| EXERCISE DIRECTIONS |
Write out all of the entries exactly as given.

| DATA EXCERPTS |
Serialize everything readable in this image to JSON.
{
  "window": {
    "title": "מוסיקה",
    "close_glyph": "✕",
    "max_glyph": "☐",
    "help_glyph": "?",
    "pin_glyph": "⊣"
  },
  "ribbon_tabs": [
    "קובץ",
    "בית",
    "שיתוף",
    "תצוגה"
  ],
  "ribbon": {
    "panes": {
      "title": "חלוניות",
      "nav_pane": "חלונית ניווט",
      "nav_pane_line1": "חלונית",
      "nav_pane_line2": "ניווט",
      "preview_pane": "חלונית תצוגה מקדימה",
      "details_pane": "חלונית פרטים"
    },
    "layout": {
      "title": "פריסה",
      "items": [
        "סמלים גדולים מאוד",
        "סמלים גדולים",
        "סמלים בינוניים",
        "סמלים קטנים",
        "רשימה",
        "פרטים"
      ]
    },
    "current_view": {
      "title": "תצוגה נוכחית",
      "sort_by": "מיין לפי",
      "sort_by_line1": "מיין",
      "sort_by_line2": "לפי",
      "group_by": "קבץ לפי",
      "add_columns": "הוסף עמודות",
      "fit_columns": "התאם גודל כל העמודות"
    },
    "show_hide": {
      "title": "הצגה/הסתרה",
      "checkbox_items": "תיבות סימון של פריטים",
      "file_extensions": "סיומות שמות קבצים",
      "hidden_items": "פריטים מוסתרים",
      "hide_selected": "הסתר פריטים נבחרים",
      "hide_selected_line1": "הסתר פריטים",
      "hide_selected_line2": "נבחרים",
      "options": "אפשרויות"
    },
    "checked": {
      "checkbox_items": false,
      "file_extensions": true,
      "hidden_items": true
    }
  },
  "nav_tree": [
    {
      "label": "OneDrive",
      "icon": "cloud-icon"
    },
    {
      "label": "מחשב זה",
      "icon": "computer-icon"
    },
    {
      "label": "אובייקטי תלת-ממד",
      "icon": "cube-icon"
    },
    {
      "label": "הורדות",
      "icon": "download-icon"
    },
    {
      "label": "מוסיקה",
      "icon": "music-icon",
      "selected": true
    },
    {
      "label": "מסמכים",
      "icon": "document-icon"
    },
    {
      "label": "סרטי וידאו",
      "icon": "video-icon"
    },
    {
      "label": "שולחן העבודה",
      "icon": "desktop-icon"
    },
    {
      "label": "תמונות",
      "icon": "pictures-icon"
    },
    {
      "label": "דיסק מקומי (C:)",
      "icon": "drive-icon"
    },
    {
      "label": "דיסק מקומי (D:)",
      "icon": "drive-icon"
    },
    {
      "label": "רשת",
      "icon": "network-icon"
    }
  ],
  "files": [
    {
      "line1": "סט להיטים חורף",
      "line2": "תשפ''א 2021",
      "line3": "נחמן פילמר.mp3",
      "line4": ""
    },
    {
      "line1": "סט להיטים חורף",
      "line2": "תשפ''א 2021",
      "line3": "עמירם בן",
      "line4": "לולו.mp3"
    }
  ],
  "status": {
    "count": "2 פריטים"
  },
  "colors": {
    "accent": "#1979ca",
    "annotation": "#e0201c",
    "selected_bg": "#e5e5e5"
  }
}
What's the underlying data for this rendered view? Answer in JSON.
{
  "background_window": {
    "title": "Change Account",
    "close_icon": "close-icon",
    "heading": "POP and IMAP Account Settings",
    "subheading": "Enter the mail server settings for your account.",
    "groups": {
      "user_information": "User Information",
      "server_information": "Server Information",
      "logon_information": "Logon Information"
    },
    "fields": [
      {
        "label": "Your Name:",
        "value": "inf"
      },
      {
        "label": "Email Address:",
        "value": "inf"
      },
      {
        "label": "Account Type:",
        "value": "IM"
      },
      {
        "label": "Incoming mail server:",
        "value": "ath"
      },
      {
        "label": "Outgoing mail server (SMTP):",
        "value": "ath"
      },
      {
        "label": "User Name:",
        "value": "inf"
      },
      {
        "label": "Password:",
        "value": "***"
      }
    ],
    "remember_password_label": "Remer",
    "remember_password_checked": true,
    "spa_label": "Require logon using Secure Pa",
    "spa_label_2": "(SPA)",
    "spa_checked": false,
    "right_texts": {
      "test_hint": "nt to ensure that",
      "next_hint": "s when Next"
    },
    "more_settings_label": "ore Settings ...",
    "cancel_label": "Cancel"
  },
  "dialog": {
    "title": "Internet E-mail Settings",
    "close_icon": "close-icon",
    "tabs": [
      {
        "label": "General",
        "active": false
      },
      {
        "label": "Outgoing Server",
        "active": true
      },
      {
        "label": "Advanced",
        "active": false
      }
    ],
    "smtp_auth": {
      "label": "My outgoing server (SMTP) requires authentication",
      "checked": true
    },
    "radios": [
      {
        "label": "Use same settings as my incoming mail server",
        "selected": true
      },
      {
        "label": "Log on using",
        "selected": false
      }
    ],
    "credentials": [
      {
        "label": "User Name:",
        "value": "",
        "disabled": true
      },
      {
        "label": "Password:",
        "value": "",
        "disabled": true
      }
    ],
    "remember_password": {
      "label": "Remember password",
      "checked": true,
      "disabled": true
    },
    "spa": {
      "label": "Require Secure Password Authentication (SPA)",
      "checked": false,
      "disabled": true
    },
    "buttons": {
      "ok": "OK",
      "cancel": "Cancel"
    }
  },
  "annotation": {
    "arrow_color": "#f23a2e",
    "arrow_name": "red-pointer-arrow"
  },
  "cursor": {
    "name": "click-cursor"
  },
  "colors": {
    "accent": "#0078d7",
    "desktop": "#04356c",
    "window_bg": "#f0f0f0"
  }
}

| RESULT OF THE TASK |
Serialize everything readable in this image to JSON.
{
  "window": {
    "title": "מוסיקה",
    "close_glyph": "✕",
    "max_glyph": "☐",
    "help_glyph": "?",
    "pin_glyph": "⊣"
  },
  "ribbon_tabs": [
    "קובץ",
    "בית",
    "שיתוף",
    "תצוגה"
  ],
  "ribbon": {
    "panes": {
      "title": "חלוניות",
      "nav_pane": "חלונית ניווט",
      "nav_pane_line1": "חלונית",
      "nav_pane_line2": "ניווט",
      "preview_pane": "חלונית תצוגה מקדימה",
      "details_pane": "חלונית פרטים"
    },
    "layout": {
      "title": "פריסה",
      "items": [
        "סמלים גדולים מאוד",
        "סמלים גדולים",
        "סמלים בינוניים",
        "סמלים קטנים",
        "רשימה",
        "פרטים"
      ]
    },
    "current_view": {
      "title": "תצוגה נוכחית",
      "sort_by": "מיין לפי",
      "sort_by_line1": "מיין",
      "sort_by_line2": "לפי",
      "group_by": "קבץ לפי",
      "add_columns": "הוסף עמודות",
      "fit_columns": "התאם גודל כל העמודות"
    },
    "show_hide": {
      "title": "הצגה/הסתרה",
      "checkbox_items": "תיבות סימון של פריטים",
      "file_extensions": "סיומות שמות קבצים",
      "hidden_items": "פריטים מוסתרים",
      "hide_selected": "הסתר פריטים נבחרים",
      "hide_selected_line1": "הסתר פריטים",
      "hide_selected_line2": "נבחרים",
      "options": "אפשרויות"
    },
    "checked": {
      "checkbox_items": false,
      "file_extensions": true,
      "hidden_items": true
    }
  },
  "nav_tree": [
    {
      "label": "OneDrive",
      "icon": "cloud-icon"
    },
    {
      "label": "מחשב זה",
      "icon": "computer-icon"
    },
    {
      "label": "אובייקטי תלת-ממד",
      "icon": "cube-icon"
    },
    {
      "label": "הורדות",
      "icon": "download-icon"
    },
    {
      "label": "מוסיקה",
      "icon": "music-icon",
      "selected": true
    },
    {
      "label": "מסמכים",
      "icon": "document-icon"
    },
    {
      "label": "סרטי וידאו",
      "icon": "video-icon"
    },
    {
      "label": "שולחן העבודה",
      "icon": "desktop-icon"
    },
    {
      "label": "תמונות",
      "icon": "pictures-icon"
    },
    {
      "label": "דיסק מקומי (C:)",
      "icon": "drive-icon"
    },
    {
      "label": "דיסק מקומי (D:)",
      "icon": "drive-icon"
    },
    {
      "label": "רשת",
      "icon": "network-icon"
    }
  ],
  "files": [
    {
      "line1": "סט להיטים חורף",
      "line2": "תשפ''א 2021",
      "line3": "נחמן פילמר.mp3",
      "line4": ""
    },
    {
      "line1": "סט להיטים חורף",
      "line2": "תשפ''א 2021",
      "line3": "עמירם בן",
      "line4": "לולו.mp3"
    }
  ],
  "status": {
    "count": "2 פריטים"
  },
  "colors": {
    "accent": "#1979ca",
    "annotation": "#e0201c",
    "selected_bg": "#e5e5e5"
  }
}
What's the underlying data for this rendered view? Answer in JSON.
{
  "background_window": {
    "title": "Change Account",
    "close_icon": "close-icon",
    "heading": "POP and IMAP Account Settings",
    "subheading": "Enter the mail server settings for your account.",
    "groups": {
      "user_information": "User Information",
      "server_information": "Server Information",
      "logon_information": "Logon Information"
    },
    "fields": [
      {
        "label": "Your Name:",
        "value": "inf"
      },
      {
        "label": "Email Address:",
        "value": "inf"
      },
      {
        "label": "Account Type:",
        "value": "IM"
      },
      {
        "label": "Incoming mail server:",
        "value": "ath"
      },
      {
        "label": "Outgoing mail server (SMTP):",
        "value": "ath"
      },
      {
        "label": "User Name:",
        "value": "inf"
      },
      {
        "label": "Password:",
        "value": "***"
      }
    ],
    "remember_password_label": "Remer",
    "remember_password_checked": true,
    "spa_label": "Require logon using Secure Pa",
    "spa_label_2": "(SPA)",
    "spa_checked": false,
    "right_texts": {
      "test_hint": "nt to ensure that",
      "next_hint": "s when Next"
    },
    "more_settings_label": "ore Settings ...",
    "cancel_label": "Cancel"
  },
  "dialog": {
    "title": "Internet E-mail Settings",
    "close_icon": "close-icon",
    "tabs": [
      {
        "label": "General",
        "active": false
      },
      {
        "label": "Outgoing Server",
        "active": true
      },
      {
        "label": "Advanced",
        "active": false
      }
    ],
    "smtp_auth": {
      "label": "My outgoing server (SMTP) requires authentication",
      "checked": true
    },
    "radios": [
      {
        "label": "Use same settings as my incoming mail server",
        "selected": true
      },
      {
        "label": "Log on using",
        "selected": false
      }
    ],
    "credentials": [
      {
        "label": "User Name:",
        "value": "",
        "disabled": true
      },
      {
        "label": "Password:",
        "value": "",
        "disabled": true
      }
    ],
    "remember_password": {
      "label": "Remember password",
      "checked": true,
      "disabled": true
    },
    "spa": {
      "label": "Require Secure Password Authentication (SPA)",
      "checked": false,
      "disabled": true
    },
    "buttons": {
      "ok": "OK",
      "cancel": "Cancel"
    }
  },
  "annotation": {
    "arrow_color": "#f23a2e",
    "arrow_name": "red-pointer-arrow"
  },
  "cursor": {
    "name": "click-cursor"
  },
  "colors": {
    "accent": "#0078d7",
    "desktop": "#04356c",
    "window_bg": "#f0f0f0"
  }
}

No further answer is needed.